20. Jul 2, 2010

### brainstorm

System of points/coordinates relative to what? How can you label points in spacetime abstractly when spacetime itself is the product of gravitation and dynamism among objects?

If the Earth and moon were assigned as two points in a spacetime system, and the moon was subsequently decelerated relative to the Earth, the two coordinates would begin accelerating toward each other until they converged, would they not? In that case, would you still measure spacetime in reference to the Earth and a point estimated to approximate the previous orbital altitude of the moon?

Here I follow you until you contrast "curved" with "geodesic." "Geodesic" seems to refer to any path of least resistance through gravitationally-contoured spacetime. Does "curved" refer to the constant deceleration of the object on Earth relative to its gravitational acceleration? Why is that called "curved?"

Ok, so geodesic refers to any path through spacetime caused by an object's unimpeded momentum.

What I don't get is if you view a "frame" as an arbitrarily assigned set of coordinates unrelated to actual objects moving in relation to one another, why wouldn't you be 100% free to define a frame however you please? To me, a frame seems like it should refer to an actual configuration of objects moving relative to each other.

In that sense, an object converging with another object can only be doing so within an unadjusted frame to the extent that the frame is based on other objects that are not converging. For example, a meteor could crash into the Earth within the frame of the Earth and moon without the frame becoming nonsense. However, if the frame included only the meteor and the Earth, the frame would become meaningless at the moment the meteor converged with the Earth. At that point, the line connecting two points would become a single point. How does the frame retain dimensionality without including other, non-convergent points?

21. Jul 3, 2010

### djy

Time is a coordinate in spacetime; it is not exterior to it. You can think of spacetime as a static surface that happens to have four dimensions, and everywhere the surface is locally Minkowskian. This is analogous to the surface of a sphere, which has two dimensions and everywhere the surface is locally Euclidean.

One can imagine assigning all manner of wacky, arbitrary coordinate systems to the surface of a sphere. Similarly, one can also do this with spacetime.

Basically, yes.

It's up to you to choose whatever reference frame you want.

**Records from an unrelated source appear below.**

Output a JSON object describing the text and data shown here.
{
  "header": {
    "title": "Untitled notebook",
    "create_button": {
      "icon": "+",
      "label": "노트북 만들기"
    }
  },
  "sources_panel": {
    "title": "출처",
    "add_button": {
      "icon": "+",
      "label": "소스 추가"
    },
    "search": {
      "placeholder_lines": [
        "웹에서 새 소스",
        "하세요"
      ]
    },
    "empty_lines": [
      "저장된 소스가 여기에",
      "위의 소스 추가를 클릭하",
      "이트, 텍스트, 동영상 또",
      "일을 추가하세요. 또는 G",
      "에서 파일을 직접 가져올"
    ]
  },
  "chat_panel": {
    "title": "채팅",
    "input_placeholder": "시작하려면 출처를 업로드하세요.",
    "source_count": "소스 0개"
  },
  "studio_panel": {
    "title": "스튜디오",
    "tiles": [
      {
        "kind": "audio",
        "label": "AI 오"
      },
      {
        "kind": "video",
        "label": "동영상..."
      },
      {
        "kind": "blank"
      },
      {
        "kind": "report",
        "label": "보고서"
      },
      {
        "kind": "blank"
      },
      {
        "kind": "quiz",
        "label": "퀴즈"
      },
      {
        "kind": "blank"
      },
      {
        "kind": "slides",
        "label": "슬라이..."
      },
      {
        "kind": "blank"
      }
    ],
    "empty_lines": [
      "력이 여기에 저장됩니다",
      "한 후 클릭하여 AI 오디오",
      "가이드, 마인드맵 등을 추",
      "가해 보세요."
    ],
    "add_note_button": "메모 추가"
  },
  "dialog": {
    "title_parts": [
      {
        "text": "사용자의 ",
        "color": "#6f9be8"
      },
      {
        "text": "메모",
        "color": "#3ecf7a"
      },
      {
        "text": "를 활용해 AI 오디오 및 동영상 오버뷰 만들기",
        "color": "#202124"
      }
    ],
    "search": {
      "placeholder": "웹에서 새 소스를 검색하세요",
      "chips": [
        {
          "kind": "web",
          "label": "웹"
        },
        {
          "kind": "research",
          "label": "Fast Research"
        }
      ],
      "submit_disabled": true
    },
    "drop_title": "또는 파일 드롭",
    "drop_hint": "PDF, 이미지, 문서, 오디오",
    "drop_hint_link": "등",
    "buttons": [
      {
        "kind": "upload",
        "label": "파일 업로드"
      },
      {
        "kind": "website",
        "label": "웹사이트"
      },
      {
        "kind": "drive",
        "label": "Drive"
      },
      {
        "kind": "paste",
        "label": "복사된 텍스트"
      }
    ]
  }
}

A geodesic is simply the generalization of a "straight" line to a curved manifold, for example, a great circle on the surface of a sphere. I used the word "curved" informally to describe a line that isn't "straight".

Any object undergoing acceleration is not following a geodesic.

You are.

It's certainly possible to construct reference frames that contain singularities, or in general don't assign coordinates to every point in spacetime. That doesn't mean those points cease to exist. It just means your reference frame isn't complete.